With its first collection, including 40 shades of foundation, six shades of highlighter and three luminizers, Flesh Beauty aims to be a powerhouse of beauty’s Fenty era. Developed by Linda Wells, the founding editor of Allure and current chief creative director at Revlon (where the brand was incubated), Flesh has become an early hit, with its first product, a primer, selling out on Ulta.com in one day.
What would you attribute to Flesh’s initial success?
It always comes down to a really strong story, a point of view and excellent products. No matter what you do, the products have to be the best they can be. And they have to make sense with our story, which is about this notion of sensuous, inclusive beauty and style mixed with something very personal.

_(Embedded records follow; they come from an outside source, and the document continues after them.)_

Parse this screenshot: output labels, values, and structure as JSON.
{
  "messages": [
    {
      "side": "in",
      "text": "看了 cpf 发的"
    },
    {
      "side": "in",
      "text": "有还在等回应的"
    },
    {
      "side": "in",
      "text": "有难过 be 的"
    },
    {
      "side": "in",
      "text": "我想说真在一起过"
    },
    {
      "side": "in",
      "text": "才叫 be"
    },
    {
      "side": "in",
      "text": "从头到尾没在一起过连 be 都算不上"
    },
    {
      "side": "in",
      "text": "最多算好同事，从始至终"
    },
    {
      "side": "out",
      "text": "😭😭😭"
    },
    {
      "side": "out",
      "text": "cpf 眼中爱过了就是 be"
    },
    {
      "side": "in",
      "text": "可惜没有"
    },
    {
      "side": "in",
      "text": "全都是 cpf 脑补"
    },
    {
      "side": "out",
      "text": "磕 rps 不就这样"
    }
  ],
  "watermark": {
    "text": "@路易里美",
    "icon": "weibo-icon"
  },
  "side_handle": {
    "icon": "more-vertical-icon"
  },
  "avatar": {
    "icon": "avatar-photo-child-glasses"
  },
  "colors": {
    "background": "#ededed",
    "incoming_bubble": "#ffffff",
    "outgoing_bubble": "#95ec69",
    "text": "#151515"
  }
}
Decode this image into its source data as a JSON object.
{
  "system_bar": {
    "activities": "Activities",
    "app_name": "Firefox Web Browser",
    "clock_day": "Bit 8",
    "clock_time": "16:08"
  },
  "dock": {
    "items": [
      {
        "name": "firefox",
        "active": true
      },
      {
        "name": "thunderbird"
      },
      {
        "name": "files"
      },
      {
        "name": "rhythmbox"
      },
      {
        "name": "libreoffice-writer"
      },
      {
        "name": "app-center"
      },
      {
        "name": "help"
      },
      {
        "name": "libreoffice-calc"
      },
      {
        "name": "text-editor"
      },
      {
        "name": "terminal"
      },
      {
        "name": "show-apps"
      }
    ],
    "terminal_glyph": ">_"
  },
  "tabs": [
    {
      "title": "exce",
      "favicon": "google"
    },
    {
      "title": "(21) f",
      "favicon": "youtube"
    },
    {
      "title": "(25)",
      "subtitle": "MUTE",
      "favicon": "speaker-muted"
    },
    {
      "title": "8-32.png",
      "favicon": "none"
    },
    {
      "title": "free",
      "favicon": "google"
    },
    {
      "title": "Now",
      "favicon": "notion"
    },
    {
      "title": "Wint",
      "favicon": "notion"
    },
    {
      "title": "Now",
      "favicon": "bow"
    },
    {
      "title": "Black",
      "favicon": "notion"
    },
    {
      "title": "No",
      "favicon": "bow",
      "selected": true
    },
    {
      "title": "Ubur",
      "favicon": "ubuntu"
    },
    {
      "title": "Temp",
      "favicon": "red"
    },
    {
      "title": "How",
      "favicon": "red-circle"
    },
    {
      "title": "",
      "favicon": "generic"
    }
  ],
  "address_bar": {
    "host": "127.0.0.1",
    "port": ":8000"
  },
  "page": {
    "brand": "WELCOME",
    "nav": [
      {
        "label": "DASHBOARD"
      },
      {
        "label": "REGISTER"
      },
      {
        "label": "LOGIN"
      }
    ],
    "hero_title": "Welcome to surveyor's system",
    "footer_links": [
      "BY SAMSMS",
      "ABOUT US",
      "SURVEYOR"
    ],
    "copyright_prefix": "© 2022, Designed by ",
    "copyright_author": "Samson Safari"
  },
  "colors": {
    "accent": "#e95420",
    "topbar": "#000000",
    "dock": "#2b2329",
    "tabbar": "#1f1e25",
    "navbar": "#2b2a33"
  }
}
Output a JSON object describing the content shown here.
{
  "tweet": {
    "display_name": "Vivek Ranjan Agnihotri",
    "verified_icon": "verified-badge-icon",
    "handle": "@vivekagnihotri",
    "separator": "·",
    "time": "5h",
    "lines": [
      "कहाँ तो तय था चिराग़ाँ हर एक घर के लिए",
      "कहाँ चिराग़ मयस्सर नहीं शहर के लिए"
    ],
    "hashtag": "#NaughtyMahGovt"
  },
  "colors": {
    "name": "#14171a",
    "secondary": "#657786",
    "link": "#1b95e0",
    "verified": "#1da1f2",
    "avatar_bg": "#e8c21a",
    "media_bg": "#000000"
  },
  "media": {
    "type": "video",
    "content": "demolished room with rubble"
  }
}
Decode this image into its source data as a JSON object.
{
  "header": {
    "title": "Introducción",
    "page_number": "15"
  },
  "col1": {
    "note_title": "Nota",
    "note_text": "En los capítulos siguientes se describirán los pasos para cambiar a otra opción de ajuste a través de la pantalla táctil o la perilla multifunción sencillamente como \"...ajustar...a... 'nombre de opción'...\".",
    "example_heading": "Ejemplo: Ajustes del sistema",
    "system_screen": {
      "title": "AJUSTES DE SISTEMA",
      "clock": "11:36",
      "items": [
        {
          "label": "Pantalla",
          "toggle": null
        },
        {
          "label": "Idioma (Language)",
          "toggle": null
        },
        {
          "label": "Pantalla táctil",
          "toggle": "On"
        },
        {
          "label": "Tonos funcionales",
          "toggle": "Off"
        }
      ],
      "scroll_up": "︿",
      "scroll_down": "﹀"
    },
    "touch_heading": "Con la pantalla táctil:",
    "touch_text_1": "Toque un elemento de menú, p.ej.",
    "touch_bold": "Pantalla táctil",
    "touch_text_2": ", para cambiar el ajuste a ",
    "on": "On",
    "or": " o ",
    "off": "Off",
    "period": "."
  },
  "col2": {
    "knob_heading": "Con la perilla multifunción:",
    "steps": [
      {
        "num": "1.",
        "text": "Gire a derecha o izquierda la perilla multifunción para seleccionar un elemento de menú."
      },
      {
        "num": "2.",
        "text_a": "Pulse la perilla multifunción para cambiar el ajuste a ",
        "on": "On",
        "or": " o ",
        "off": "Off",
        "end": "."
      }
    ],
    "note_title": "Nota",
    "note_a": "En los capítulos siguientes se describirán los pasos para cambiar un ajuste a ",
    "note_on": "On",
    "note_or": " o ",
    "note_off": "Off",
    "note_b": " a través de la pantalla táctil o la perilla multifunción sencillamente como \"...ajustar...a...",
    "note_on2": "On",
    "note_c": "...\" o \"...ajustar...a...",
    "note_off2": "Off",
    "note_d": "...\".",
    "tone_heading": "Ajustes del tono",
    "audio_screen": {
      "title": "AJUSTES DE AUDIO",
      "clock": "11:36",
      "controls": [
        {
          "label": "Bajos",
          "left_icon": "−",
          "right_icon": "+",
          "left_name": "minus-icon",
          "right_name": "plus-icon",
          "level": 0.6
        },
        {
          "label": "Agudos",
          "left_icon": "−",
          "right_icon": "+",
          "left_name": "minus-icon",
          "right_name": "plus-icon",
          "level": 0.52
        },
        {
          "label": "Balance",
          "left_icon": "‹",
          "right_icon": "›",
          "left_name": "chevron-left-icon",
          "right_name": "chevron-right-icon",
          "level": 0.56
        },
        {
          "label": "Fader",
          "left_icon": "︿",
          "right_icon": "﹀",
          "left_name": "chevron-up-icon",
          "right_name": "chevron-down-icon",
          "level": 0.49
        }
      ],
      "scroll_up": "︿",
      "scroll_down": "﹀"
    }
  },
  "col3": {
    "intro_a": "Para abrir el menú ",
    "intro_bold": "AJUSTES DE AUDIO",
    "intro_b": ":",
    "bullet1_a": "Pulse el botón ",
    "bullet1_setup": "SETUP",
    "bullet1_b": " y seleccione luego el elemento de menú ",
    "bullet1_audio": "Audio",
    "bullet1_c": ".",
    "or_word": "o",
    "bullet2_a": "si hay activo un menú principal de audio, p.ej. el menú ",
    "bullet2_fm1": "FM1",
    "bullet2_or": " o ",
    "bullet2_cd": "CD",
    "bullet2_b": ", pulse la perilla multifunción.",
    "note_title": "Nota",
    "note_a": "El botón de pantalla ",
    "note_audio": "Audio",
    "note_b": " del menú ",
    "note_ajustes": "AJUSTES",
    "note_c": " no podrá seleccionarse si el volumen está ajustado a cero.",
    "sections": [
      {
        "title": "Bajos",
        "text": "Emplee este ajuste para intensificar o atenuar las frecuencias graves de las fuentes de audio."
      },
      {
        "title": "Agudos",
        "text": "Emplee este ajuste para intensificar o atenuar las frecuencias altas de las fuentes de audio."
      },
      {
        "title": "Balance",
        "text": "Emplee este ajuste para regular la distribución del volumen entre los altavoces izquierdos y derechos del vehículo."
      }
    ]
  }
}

What were the biggest learning experiences you had when launching Flesh?
There are so many things I learned that I didn’t know, like working with suppliers, packaging developers and retailers. These are things that were never a part of my experience. But creating Flesh was so similar to what I did at Allure. Flesh is the expression, in products, of what Allure had been under my vision of it: that combination of practicality, purpose and absolute pleasure and self-expression.
How do you view the beauty conversation around inclusivity, and how it has changed over the years?
It’s a conversation about [what] beauty [is.] Beauty is so personal, you need to see yourself in the products and in the media and in the Instagram feed — you need to identify. It goes beyond having enough foundations, although that is crucial; it’s also about the whole product assortment, where you have all the highlighters for different shades and lip products that work on everyone. There’s also inclusivity around accessibility and messaging. People need to be able to use your products and not be confounded or confused by them. There’s also inclusivity of age and body type now. — Emma Sandler
Almost two years ago, Deborah Yeh, svp of marketing and brand at Sephora, helped the retailer overhaul its influencer program for its in-house makeup brand Sephora Collection. The goal was to refocus the marketing strategy on building long-term relationships. Under Yeh’s guidance, the program now refreshes every year with a new group of influencers, has expanded from four people to 10 since the beginning of 2018, and includes in-store meet-and-greet events with fans. “We have created a deep set of content on YouTube and we built out our Instagram content, and we have really started to bring these influencers deeper into our world,” Yeh said. “It’s been fun to bring together these ambassadors, who are really exposed to the consumer mostly through digital channels, and take advantage of Sephora’s digital assets, in-store [experiences] and physical experiences, and pull them together.” Following these recent developments, Sephora will now look at creating makeup collaborations with its influencers, taking the relationships to the next level. — Emma Sandler